◆ Work to complete
A line belongs in the answer only if it contains the word "左Shift"; copy every such line from the listing below.
(Data for this task)
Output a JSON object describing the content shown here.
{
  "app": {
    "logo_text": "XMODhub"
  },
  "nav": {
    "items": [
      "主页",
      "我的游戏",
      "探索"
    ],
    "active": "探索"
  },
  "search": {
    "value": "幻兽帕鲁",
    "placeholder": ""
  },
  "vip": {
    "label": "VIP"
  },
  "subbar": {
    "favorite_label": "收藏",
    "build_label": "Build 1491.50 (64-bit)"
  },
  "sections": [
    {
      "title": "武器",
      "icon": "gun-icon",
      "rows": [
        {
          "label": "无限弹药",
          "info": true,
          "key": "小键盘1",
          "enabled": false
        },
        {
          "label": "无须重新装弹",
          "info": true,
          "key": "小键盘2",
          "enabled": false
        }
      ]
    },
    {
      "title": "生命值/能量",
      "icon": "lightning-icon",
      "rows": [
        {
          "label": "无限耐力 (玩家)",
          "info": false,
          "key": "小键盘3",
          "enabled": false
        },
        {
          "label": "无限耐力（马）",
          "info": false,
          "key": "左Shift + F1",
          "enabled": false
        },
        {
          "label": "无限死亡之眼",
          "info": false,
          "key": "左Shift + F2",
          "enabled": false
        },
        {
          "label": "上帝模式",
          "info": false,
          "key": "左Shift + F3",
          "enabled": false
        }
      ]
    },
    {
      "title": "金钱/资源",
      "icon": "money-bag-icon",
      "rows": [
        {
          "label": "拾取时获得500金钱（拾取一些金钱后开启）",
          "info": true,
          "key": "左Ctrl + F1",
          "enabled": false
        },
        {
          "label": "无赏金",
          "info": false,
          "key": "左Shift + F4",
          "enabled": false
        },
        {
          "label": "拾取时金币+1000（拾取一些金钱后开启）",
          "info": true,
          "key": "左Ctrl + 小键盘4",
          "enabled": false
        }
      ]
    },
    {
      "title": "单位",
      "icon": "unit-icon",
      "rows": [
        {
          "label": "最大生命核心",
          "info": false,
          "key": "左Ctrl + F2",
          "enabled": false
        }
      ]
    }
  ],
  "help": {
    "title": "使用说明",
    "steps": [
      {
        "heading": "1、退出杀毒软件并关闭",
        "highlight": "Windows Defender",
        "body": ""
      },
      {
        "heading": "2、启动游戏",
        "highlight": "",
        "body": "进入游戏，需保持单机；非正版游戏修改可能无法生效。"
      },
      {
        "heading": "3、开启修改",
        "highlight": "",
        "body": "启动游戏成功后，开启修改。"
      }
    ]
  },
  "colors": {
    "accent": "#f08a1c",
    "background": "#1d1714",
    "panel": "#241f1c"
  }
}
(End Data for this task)
◆ Task answer
          "key": "左Shift + F1",
          "key": "左Shift + F2",
          "key": "左Shift + F3",
          "key": "左Shift + F4",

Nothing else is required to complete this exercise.